The problem> Count every line of the listing where the string "Last" occurs, and reply with the count alone.

Extracted information>
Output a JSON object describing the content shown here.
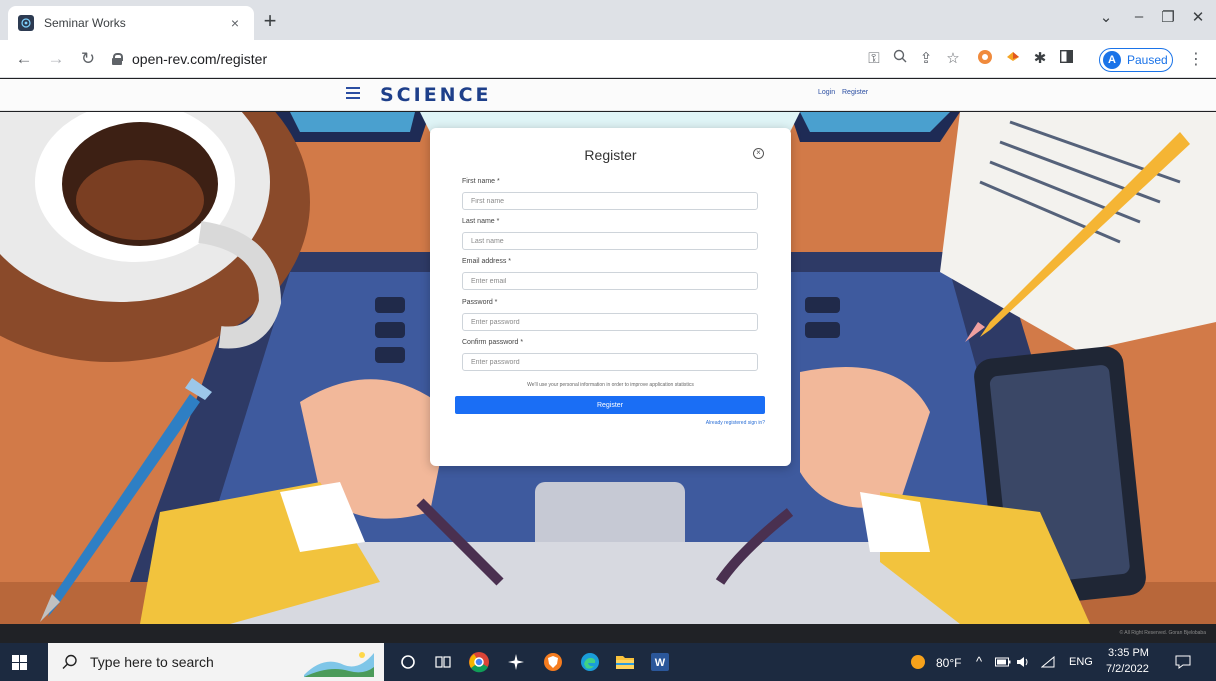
{
  "browser": {
    "tab_title": "Seminar Works",
    "tab_close": "×",
    "new_tab": "+",
    "url": "open-rev.com/register",
    "profile_initial": "A",
    "profile_status": "Paused"
  },
  "site": {
    "logo_text": "SCIENCE",
    "login": "Login",
    "register": "Register",
    "footer": "© All Right Reserved. Goran Bjelobaba"
  },
  "modal": {
    "title": "Register",
    "fields": [
      {
        "label": "First name *",
        "placeholder": "First name"
      },
      {
        "label": "Last name *",
        "placeholder": "Last name"
      },
      {
        "label": "Email address *",
        "placeholder": "Enter email"
      },
      {
        "label": "Password *",
        "placeholder": "Enter password"
      },
      {
        "label": "Confirm password *",
        "placeholder": "Enter password"
      }
    ],
    "note": "We'll use your personal information in order to improve application statistics",
    "button": "Register",
    "already": "Already registered sign in?"
  },
  "taskbar": {
    "search_placeholder": "Type here to search",
    "weather": "80°F",
    "language": "ENG",
    "time": "3:35 PM",
    "date": "7/2/2022"
  },
  "colors": {
    "accent": "#1a6ef5",
    "hero_bg": "#d27a48",
    "taskbar": "#1c2a40"
  }
}
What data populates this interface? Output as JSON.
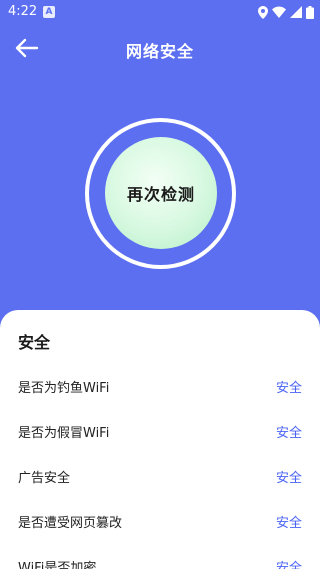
{
  "status_bar": {
    "time": "4:22",
    "badge": "A",
    "icons": [
      "location-icon",
      "wifi-icon",
      "signal-icon",
      "battery-icon"
    ]
  },
  "header": {
    "title": "网络安全",
    "back_icon": "arrow-left-icon"
  },
  "scan": {
    "button_label": "再次检测"
  },
  "results": {
    "title": "安全",
    "items": [
      {
        "label": "是否为钓鱼WiFi",
        "status": "安全"
      },
      {
        "label": "是否为假冒WiFi",
        "status": "安全"
      },
      {
        "label": "广告安全",
        "status": "安全"
      },
      {
        "label": "是否遭受网页篡改",
        "status": "安全"
      },
      {
        "label": "WiFi是否加密",
        "status": "安全"
      }
    ]
  },
  "colors": {
    "background": "#5b6ff0",
    "accent": "#4a63f5",
    "button_fill": "#d9f9e2"
  }
}
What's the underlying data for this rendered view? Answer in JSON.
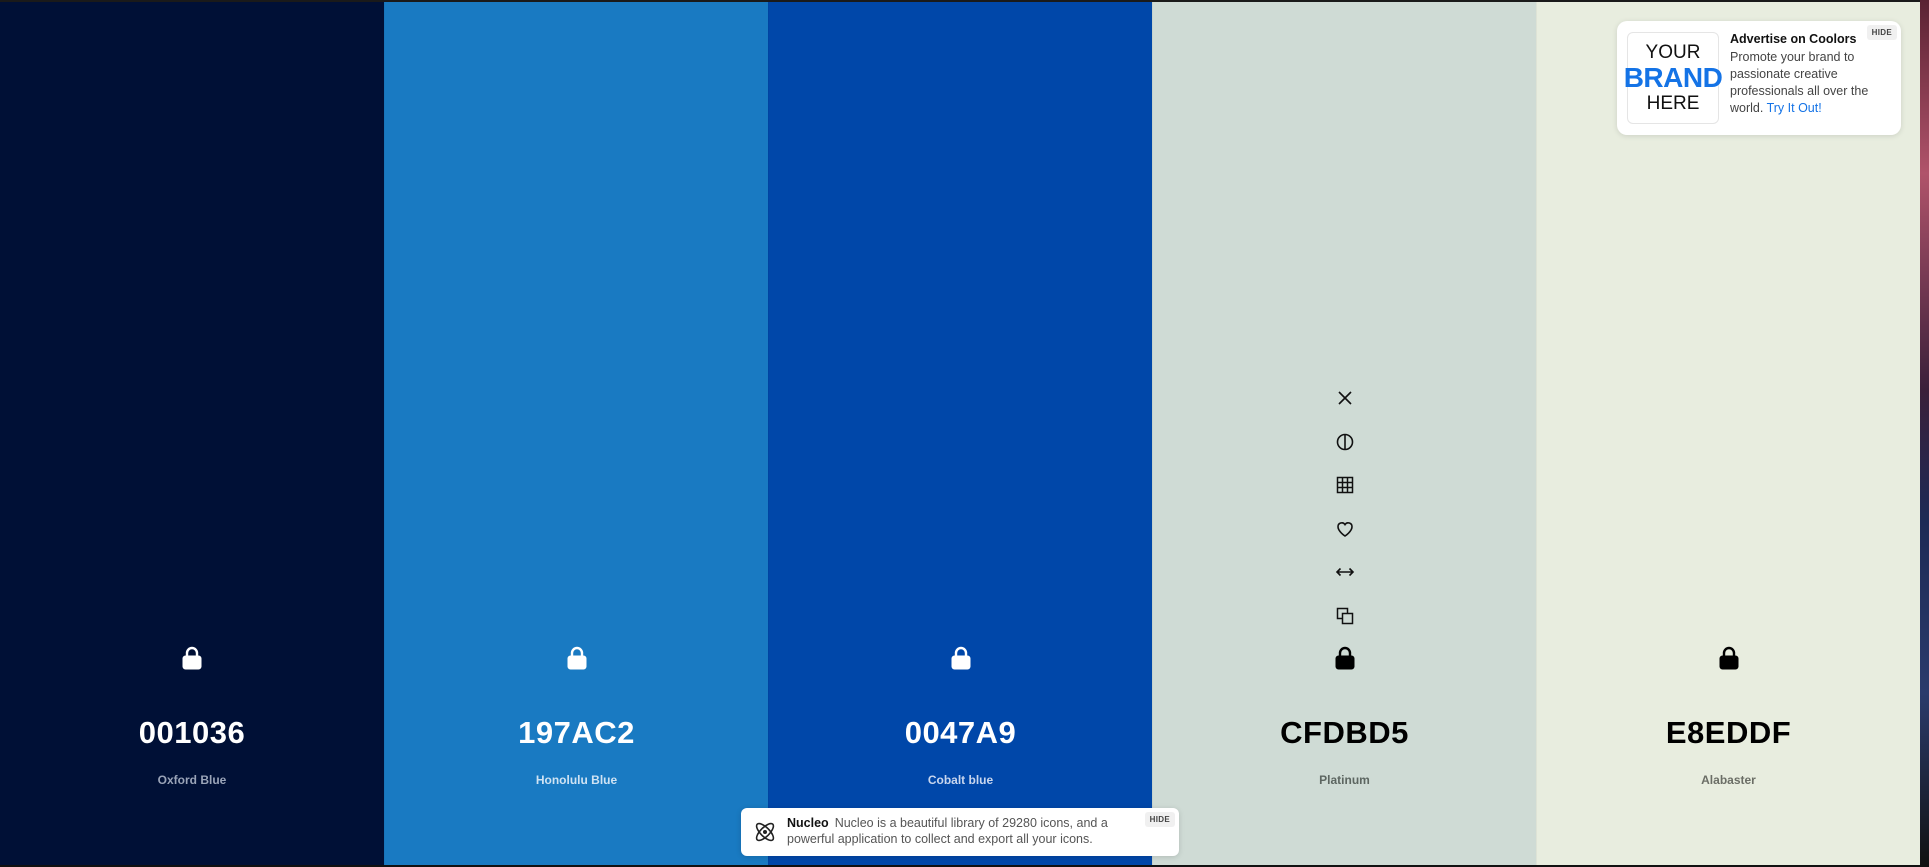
{
  "palette": {
    "colors": [
      {
        "hex": "001036",
        "name": "Oxford Blue",
        "bg": "#001036",
        "text_color": "#ffffff",
        "name_color": "#9aa4b8"
      },
      {
        "hex": "197AC2",
        "name": "Honolulu Blue",
        "bg": "#197AC2",
        "text_color": "#ffffff",
        "name_color": "#cfe3f3"
      },
      {
        "hex": "0047A9",
        "name": "Cobalt blue",
        "bg": "#0047A9",
        "text_color": "#ffffff",
        "name_color": "#c8d6ee"
      },
      {
        "hex": "CFDBD5",
        "name": "Platinum",
        "bg": "#CFDBD5",
        "text_color": "#000000",
        "name_color": "#5d6661"
      },
      {
        "hex": "E8EDDF",
        "name": "Alabaster",
        "bg": "#E8EDDF",
        "text_color": "#000000",
        "name_color": "#6b6e66"
      }
    ]
  },
  "swatch_tools": [
    "close-icon",
    "contrast-icon",
    "grid-icon",
    "heart-icon",
    "arrows-horizontal-icon",
    "copy-icon",
    "lock-icon"
  ],
  "ad": {
    "logo_line1": "YOUR",
    "logo_line2": "BRAND",
    "logo_line3": "HERE",
    "title": "Advertise on Coolors",
    "text": "Promote your brand to passionate creative professionals all over the world.",
    "link": "Try It Out!",
    "hide": "HIDE"
  },
  "nucleo": {
    "title": "Nucleo",
    "text": "Nucleo is a beautiful library of 29280 icons, and a powerful application to collect and export all your icons.",
    "hide": "HIDE"
  }
}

Answer for the task> 2